Data about app and page elements:
□ □ □ □
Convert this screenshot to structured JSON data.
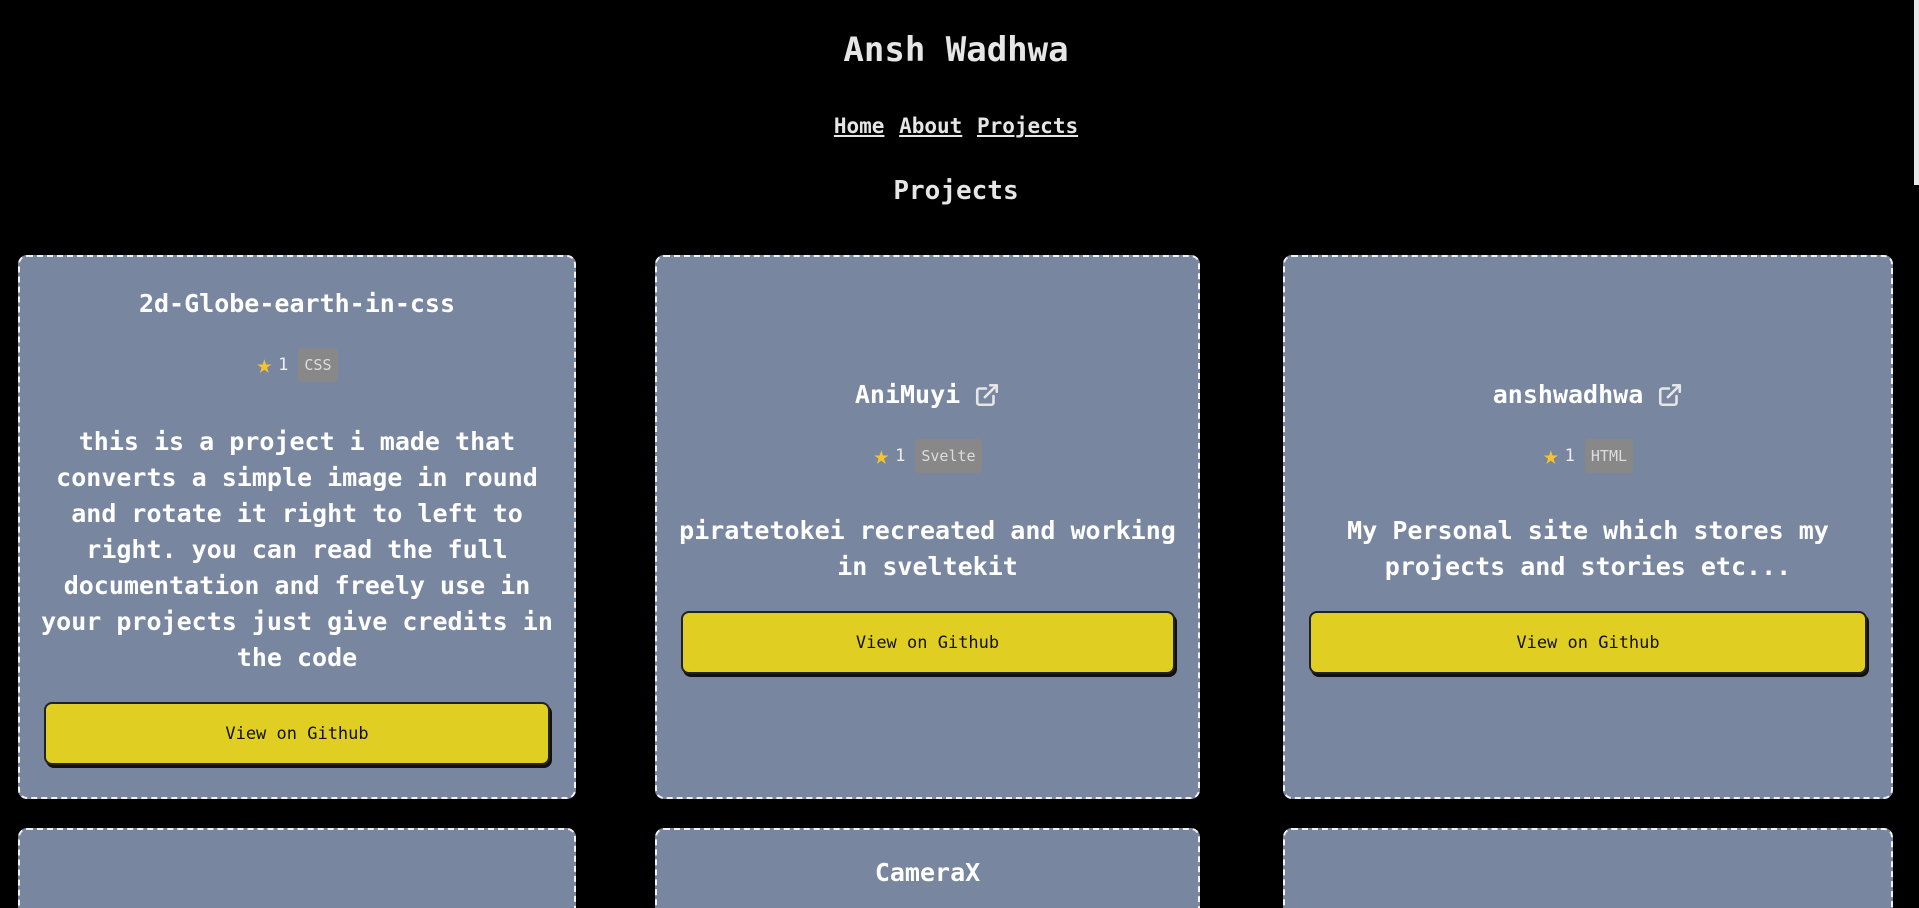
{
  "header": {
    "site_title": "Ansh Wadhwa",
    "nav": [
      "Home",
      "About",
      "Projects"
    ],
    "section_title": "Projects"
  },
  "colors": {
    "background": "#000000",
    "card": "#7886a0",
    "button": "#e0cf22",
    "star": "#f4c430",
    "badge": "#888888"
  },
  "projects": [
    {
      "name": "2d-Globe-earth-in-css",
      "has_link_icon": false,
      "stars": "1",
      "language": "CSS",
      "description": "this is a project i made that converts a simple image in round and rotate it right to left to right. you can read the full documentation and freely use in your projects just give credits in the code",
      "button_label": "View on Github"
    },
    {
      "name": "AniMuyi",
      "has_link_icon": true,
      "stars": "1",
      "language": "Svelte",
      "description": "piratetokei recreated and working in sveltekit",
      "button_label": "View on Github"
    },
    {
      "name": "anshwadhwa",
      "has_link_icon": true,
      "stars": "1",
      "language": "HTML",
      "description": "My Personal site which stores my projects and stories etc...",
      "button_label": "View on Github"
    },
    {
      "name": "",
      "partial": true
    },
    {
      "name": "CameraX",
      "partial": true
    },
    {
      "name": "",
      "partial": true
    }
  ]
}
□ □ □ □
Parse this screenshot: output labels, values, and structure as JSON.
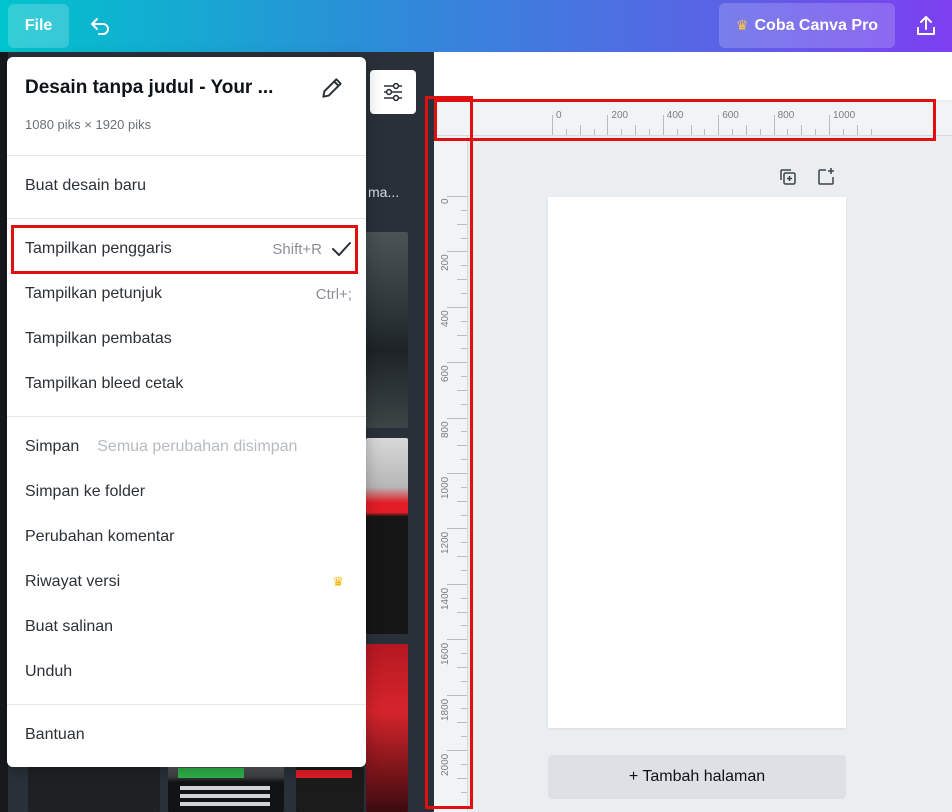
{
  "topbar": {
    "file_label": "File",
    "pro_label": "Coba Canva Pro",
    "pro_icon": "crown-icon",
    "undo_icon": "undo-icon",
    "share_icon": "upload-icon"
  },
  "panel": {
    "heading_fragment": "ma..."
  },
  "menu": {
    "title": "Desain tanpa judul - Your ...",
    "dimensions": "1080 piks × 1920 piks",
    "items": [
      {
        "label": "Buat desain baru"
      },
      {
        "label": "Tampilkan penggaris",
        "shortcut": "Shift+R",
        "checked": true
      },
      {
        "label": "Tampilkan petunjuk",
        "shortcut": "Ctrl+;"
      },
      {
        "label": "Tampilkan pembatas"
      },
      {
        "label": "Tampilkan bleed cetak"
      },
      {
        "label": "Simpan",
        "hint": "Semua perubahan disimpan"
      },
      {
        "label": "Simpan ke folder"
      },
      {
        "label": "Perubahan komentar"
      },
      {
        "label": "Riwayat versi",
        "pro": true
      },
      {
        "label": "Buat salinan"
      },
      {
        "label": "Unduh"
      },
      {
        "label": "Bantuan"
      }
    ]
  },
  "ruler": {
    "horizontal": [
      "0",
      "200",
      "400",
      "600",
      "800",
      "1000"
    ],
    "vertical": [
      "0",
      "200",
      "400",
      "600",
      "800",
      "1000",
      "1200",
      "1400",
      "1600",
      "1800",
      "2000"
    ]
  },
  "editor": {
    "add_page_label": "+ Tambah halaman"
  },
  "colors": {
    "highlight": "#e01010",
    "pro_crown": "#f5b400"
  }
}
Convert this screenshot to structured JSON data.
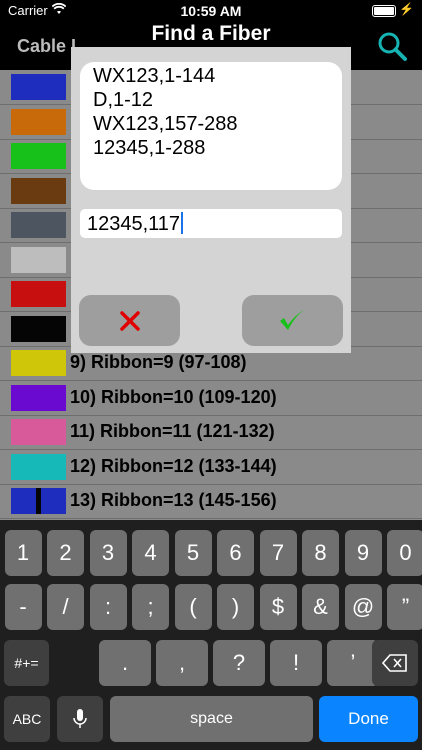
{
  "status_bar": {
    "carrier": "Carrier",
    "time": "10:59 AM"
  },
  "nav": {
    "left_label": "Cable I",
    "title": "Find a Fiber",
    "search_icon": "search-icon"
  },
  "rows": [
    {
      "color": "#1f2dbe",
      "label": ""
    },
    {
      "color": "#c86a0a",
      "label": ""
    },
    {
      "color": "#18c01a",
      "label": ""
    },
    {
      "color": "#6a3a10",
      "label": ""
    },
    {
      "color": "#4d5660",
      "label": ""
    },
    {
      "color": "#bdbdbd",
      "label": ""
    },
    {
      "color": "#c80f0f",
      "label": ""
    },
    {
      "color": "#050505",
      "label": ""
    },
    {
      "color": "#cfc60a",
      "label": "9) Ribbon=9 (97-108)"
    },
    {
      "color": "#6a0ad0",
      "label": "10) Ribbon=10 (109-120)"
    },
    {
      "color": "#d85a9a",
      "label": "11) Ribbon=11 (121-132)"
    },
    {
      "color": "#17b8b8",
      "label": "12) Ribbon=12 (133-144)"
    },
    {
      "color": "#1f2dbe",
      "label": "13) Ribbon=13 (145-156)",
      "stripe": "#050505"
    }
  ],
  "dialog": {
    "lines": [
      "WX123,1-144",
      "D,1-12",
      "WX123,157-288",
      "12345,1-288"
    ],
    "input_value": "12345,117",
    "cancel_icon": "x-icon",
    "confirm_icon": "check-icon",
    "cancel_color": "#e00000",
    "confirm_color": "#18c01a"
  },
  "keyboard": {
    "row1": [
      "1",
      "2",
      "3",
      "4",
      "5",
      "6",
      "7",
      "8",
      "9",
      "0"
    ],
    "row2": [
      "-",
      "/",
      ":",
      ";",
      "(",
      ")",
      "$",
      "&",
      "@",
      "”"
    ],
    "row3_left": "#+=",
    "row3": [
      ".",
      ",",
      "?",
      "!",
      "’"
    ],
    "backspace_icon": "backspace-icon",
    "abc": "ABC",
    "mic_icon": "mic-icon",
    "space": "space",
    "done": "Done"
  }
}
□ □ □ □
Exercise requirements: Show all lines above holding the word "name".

Completed task:
      "name": "2d-Globe-earth-in-css",
      "name": "AniMuyi",
      "name": "anshwadhwa",
      "name": "",
      "name": "CameraX",
      "name": "",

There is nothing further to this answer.